Much of what I've seen, however, has not been the acting out of racist tendencies, but rather the failure to think about how well-intentioned activities can have a racially disparate impact that is unjustified and unfair. I want our police department and our officers to understand how practices they may engage in can have a disparate impact that is unjustified, and what they can do to avoid this unfairness.

An example: perhaps an officer has gleaned from her experience that there is a greater likelihood that drivers of an older sedan will be suspended, or have a warrant, than drivers of a late-model minivans or SUVs. As a result, she focuses much of her attention on the former, and not so much on the later, because she believes this strategy is will result in more higher-value arrests, rather than just traffic tickets. If there is racial disparity in the drivers of these two broad vehicle categories, her practice will result in racial disparity in her stops and arrests, as well. It's vehicle profiling, not racial profiling, but the result is the same: disparity, and disparity without much justification. Avoiding this is easy: spread your effort around, and don't fixate on older sedans. Plenty of SUV and minivan drivers are texting while driving, speeding, and pushing the envelope on red lights, too.

As our ability to target resources to areas most affected by crime and disorder improves, we must also be cautious to make sure our efforts are viewed as legitimate by the citizens who live in those areas. We should avoid policing tactics that can damage our relationships while returning little in terms of actually reducing crime and disorder. Strategies that emphasize collaboration, early intervention, problem-solving and prevention should continue to be a focus.

I also want individual police officers to understand what they can do to minimize the perception of racial profiling among minority citizens during traffic stops. Perception is everything, and there is no denying that the perception by African American citizens that the police engage in racial profiling is  quite high. You will not convince people otherwise with data: you will only convince them with your actions.

Those actions are not complex. It is really quite simple, and it is what I teach: Introduce yourself. Tell motorists why you stopped them. Be polite. Explain  things calmly and thoroughly. Answer any questions. Be fair. Leave the motorist with your name and employee number on a ticket, a warning, or a business card.

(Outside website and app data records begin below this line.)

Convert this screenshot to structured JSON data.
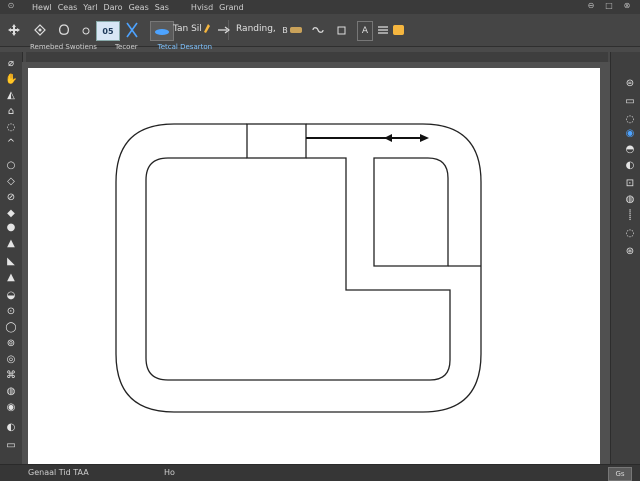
{
  "menubar": {
    "items": [
      "Hewl",
      "Ceas",
      "Yarl",
      "Daro",
      "Geas",
      "Sas",
      "Hvisd",
      "Grand"
    ]
  },
  "options": {
    "size_label": "05",
    "font_label": "Tan Sil",
    "style_label": "Randing,"
  },
  "docbar": {
    "tabs": [
      "Remebed Swotiens",
      "Tecoer",
      "Tetcal Desarton"
    ],
    "active": "Tetcal Desarton"
  },
  "status": {
    "text": "Genaal Tid TAA",
    "right": "Ho",
    "sheet_label": "Gs"
  },
  "colors": {
    "chrome": "#3a3a3a",
    "options_bg": "#454545",
    "artboard": "#ffffff",
    "accent": "#4da3ff",
    "swatch": "#f5b63f"
  }
}
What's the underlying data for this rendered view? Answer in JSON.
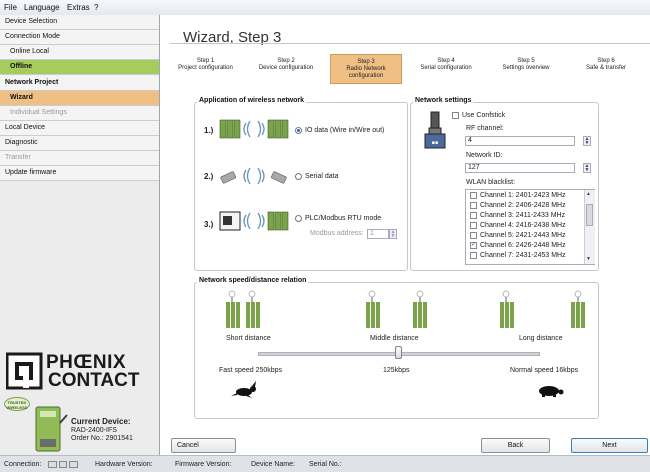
{
  "menu": {
    "file": "File",
    "language": "Language",
    "extras": "Extras",
    "help": "?"
  },
  "sidebar": {
    "items": [
      {
        "label": "Device Selection"
      },
      {
        "label": "Connection Mode"
      },
      {
        "label": "Online Local"
      },
      {
        "label": "Offline"
      },
      {
        "label": "Network Project"
      },
      {
        "label": "Wizard"
      },
      {
        "label": "Individual Settings"
      },
      {
        "label": "Local Device"
      },
      {
        "label": "Diagnostic"
      },
      {
        "label": "Transfer"
      },
      {
        "label": "Update firmware"
      }
    ]
  },
  "logo": {
    "line1": "PHŒNIX",
    "line2": "CONTACT",
    "trusted_badge": "TRUSTED WIRELESS"
  },
  "current_device": {
    "heading": "Current Device:",
    "model": "RAD-2400-IFS",
    "order": "Order No.: 2901541"
  },
  "wizard": {
    "title": "Wizard, Step 3",
    "steps": [
      {
        "line1": "Step 1",
        "line2": "Project configuration",
        "line3": ""
      },
      {
        "line1": "Step 2",
        "line2": "Device configuration",
        "line3": ""
      },
      {
        "line1": "Step 3",
        "line2": "Radio Network",
        "line3": "configuration"
      },
      {
        "line1": "Step 4",
        "line2": "Serial configuration",
        "line3": ""
      },
      {
        "line1": "Step 5",
        "line2": "Settings overview",
        "line3": ""
      },
      {
        "line1": "Step 6",
        "line2": "Safe & transfer",
        "line3": ""
      }
    ]
  },
  "application": {
    "title": "Application of wireless network",
    "options": [
      {
        "num": "1.)",
        "label": "IO data (Wire in/Wire out)",
        "selected": true
      },
      {
        "num": "2.)",
        "label": "Serial data",
        "selected": false
      },
      {
        "num": "3.)",
        "label": "PLC/Modbus RTU mode",
        "selected": false
      }
    ],
    "modbus_label": "Modbus address:",
    "modbus_value": "1"
  },
  "network_settings": {
    "title": "Network settings",
    "use_confstick": "Use Confstick",
    "rf_channel_label": "RF channel:",
    "rf_channel_value": "4",
    "network_id_label": "Network ID:",
    "network_id_value": "127",
    "blacklist_label": "WLAN blacklist:",
    "blacklist": [
      {
        "label": "Channel 1: 2401-2423 MHz",
        "checked": false
      },
      {
        "label": "Channel 2: 2406-2428 MHz",
        "checked": false
      },
      {
        "label": "Channel 3: 2411-2433 MHz",
        "checked": false
      },
      {
        "label": "Channel 4: 2416-2438 MHz",
        "checked": false
      },
      {
        "label": "Channel 5: 2421-2443 MHz",
        "checked": false
      },
      {
        "label": "Channel 6: 2426-2448 MHz",
        "checked": true
      },
      {
        "label": "Channel 7: 2431-2453 MHz",
        "checked": false
      }
    ]
  },
  "speed": {
    "title": "Network speed/distance relation",
    "short": "Short distance",
    "middle": "Middle distance",
    "long": "Long distance",
    "fast": "Fast speed 250kbps",
    "mid_speed": "125kbps",
    "normal": "Normal speed 16kbps",
    "slider_value": 0.5
  },
  "buttons": {
    "cancel": "Cancel",
    "back": "Back",
    "next": "Next"
  },
  "status": {
    "connection": "Connection:",
    "hardware": "Hardware Version:",
    "firmware": "Firmware Version:",
    "device_name": "Device Name:",
    "serial": "Serial No.:"
  },
  "colors": {
    "active_green": "#a5cc5d",
    "active_orange": "#f0bf84",
    "brand_green": "#7aa34a"
  }
}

And above all, make sure your stops are always supported by probable cause or reasonable suspicion.


Links to the series:

Sunday
Monday
Tuesday
Wednesday
Thursday
Friday